**Work to be completed**. Look at each line below and tally those holding "screenshot"; answer with that figure and nothing else.

### Source material

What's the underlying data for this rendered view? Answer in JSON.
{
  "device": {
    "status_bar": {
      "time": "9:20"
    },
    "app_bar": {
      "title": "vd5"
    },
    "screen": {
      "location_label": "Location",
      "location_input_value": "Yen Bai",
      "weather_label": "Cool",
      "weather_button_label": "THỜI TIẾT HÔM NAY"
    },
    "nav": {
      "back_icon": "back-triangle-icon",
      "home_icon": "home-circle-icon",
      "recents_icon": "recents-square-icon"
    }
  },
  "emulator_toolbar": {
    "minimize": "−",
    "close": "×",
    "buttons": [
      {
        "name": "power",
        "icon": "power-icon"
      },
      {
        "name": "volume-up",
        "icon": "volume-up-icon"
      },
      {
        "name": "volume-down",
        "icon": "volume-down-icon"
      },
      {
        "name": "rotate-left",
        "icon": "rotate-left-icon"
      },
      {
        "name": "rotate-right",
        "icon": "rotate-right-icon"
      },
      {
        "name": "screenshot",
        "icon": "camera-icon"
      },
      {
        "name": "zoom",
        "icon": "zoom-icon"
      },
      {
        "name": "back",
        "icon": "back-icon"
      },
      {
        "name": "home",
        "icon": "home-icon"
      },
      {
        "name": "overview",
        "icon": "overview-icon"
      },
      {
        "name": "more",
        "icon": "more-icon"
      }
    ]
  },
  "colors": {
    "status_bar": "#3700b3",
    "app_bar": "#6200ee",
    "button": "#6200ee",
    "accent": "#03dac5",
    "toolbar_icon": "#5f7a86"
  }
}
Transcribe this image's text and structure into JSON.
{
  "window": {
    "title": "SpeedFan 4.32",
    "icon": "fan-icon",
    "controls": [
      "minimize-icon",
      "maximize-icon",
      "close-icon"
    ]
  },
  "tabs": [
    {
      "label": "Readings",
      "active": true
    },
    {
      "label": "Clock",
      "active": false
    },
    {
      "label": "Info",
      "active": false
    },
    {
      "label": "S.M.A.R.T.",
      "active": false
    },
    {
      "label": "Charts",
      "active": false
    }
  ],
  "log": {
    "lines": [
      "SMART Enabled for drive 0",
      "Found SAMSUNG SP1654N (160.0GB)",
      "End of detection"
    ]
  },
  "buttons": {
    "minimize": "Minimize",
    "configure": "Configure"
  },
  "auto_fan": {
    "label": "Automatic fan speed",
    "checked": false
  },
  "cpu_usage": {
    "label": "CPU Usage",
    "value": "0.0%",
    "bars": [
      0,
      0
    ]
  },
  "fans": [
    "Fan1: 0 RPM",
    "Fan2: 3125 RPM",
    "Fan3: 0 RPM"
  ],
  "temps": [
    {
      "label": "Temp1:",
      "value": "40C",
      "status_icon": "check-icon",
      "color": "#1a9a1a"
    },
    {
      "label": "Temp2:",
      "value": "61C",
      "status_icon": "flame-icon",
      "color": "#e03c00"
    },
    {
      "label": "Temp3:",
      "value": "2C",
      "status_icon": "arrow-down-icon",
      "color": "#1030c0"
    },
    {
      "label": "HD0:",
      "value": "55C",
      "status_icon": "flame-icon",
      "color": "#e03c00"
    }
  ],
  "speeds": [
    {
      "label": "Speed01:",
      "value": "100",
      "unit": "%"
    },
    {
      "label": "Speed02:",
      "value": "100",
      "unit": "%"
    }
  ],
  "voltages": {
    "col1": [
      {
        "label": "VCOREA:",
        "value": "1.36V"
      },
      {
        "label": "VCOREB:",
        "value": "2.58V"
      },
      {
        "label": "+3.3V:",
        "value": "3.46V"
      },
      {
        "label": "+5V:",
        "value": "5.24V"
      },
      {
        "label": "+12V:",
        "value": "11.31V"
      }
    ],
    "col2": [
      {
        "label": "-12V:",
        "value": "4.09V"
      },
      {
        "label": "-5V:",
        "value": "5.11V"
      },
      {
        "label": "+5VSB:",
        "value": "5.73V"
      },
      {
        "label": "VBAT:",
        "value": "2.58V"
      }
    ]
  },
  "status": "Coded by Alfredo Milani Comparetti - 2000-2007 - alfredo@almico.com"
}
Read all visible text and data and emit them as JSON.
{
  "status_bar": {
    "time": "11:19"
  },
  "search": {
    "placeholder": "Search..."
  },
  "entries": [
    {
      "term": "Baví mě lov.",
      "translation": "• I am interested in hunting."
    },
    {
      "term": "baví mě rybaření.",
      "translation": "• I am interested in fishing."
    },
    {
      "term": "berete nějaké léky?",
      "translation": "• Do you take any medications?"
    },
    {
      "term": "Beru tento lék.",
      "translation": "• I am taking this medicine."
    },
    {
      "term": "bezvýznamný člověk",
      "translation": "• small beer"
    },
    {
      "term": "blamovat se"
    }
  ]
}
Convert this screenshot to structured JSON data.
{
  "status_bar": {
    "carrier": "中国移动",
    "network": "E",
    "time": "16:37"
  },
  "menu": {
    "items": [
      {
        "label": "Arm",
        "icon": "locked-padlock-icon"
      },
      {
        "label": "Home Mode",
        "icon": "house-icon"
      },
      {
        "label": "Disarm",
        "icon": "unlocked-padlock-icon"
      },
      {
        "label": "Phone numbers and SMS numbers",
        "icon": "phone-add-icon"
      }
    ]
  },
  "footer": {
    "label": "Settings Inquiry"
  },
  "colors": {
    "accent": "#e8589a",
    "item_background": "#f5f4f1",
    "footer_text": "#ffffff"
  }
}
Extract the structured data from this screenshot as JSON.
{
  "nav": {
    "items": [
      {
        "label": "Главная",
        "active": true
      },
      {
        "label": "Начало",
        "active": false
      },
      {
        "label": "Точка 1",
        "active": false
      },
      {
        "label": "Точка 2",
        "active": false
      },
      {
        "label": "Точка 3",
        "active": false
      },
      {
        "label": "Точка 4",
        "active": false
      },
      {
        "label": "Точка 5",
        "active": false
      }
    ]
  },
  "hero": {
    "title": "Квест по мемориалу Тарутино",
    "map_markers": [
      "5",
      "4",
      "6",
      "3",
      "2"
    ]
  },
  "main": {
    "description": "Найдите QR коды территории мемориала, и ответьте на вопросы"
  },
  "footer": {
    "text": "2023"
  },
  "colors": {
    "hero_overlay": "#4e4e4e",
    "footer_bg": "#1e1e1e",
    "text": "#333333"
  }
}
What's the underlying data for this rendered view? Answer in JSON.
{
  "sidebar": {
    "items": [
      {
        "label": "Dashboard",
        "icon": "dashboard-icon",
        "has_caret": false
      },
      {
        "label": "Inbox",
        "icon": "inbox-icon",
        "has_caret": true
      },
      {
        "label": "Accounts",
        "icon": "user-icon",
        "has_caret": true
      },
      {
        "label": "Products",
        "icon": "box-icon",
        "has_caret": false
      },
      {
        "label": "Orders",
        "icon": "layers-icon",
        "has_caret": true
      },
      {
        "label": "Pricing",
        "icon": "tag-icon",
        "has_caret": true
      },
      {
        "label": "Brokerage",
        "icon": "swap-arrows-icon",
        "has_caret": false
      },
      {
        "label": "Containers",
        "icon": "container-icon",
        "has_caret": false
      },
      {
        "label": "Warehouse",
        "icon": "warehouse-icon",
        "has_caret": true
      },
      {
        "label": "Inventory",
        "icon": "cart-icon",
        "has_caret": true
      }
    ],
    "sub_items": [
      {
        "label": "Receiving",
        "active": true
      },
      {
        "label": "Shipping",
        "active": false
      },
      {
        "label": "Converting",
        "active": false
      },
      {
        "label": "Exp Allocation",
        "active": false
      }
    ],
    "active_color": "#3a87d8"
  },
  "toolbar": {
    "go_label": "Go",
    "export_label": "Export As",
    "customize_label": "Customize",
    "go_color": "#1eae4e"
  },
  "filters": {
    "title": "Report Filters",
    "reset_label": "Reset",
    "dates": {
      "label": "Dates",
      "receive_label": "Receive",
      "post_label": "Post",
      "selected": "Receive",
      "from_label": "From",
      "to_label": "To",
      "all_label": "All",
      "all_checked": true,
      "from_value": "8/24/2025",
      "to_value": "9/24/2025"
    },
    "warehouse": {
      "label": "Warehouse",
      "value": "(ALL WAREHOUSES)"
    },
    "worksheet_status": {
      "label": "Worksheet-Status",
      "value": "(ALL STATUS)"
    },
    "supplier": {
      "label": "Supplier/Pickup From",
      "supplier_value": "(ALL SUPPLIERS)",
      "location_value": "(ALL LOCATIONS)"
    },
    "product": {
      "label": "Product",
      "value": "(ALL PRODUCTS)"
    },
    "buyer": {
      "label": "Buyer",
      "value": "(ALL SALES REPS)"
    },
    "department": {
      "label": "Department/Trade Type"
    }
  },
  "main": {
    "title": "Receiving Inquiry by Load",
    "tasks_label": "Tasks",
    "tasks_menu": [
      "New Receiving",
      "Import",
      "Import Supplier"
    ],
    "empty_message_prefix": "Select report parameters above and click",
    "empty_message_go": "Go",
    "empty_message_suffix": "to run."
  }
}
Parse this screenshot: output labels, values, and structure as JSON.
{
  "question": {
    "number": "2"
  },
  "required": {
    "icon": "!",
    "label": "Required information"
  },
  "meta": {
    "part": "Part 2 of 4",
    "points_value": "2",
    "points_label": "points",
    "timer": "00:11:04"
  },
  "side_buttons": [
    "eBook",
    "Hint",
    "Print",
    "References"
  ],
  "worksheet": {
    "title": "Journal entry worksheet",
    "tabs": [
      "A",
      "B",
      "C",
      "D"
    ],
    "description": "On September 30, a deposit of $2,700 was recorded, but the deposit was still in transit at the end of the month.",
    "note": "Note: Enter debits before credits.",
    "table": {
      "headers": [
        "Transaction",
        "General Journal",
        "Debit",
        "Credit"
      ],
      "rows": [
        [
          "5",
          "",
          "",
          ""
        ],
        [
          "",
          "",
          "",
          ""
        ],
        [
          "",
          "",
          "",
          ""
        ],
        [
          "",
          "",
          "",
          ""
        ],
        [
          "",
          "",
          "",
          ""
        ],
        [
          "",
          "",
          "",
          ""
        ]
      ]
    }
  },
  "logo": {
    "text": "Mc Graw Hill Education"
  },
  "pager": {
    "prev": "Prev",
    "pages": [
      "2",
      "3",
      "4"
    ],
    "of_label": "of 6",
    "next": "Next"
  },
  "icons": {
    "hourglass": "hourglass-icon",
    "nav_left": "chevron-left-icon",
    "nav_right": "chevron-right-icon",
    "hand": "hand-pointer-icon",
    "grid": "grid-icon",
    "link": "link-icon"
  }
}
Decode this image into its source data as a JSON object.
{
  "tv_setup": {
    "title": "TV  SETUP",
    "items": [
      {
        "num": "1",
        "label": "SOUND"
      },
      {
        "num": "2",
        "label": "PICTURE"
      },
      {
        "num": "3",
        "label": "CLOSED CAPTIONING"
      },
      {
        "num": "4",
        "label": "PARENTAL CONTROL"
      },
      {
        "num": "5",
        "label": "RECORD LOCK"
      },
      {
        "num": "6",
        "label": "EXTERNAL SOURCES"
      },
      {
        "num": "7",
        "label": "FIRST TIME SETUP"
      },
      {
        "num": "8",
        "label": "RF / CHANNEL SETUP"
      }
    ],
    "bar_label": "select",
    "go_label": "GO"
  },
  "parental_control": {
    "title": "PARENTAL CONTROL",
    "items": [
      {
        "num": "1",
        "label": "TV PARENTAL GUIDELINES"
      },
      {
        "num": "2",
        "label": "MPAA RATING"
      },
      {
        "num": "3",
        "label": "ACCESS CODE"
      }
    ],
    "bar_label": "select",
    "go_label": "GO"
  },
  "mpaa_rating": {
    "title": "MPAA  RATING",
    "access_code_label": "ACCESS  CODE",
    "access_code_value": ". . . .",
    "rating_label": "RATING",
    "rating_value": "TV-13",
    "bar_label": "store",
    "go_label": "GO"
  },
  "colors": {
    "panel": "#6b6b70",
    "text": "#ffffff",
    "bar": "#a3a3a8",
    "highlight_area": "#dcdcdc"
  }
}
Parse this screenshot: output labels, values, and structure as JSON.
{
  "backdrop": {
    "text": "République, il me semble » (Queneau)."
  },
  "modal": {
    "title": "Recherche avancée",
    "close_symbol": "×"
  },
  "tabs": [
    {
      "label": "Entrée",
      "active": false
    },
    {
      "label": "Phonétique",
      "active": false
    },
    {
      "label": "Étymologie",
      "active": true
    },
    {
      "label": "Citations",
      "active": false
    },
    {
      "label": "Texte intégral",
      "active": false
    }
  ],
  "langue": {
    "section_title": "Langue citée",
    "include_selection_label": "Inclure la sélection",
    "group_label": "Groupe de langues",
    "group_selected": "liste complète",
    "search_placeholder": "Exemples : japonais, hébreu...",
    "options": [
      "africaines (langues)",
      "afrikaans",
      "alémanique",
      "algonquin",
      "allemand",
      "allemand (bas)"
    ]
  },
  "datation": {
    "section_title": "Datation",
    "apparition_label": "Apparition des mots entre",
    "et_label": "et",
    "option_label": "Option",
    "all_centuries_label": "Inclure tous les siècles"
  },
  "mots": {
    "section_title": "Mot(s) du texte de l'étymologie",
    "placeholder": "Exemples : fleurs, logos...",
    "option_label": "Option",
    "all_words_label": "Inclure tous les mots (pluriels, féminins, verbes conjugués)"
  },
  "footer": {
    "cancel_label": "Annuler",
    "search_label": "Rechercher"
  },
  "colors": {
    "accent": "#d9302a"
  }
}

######

**Answer section**. 5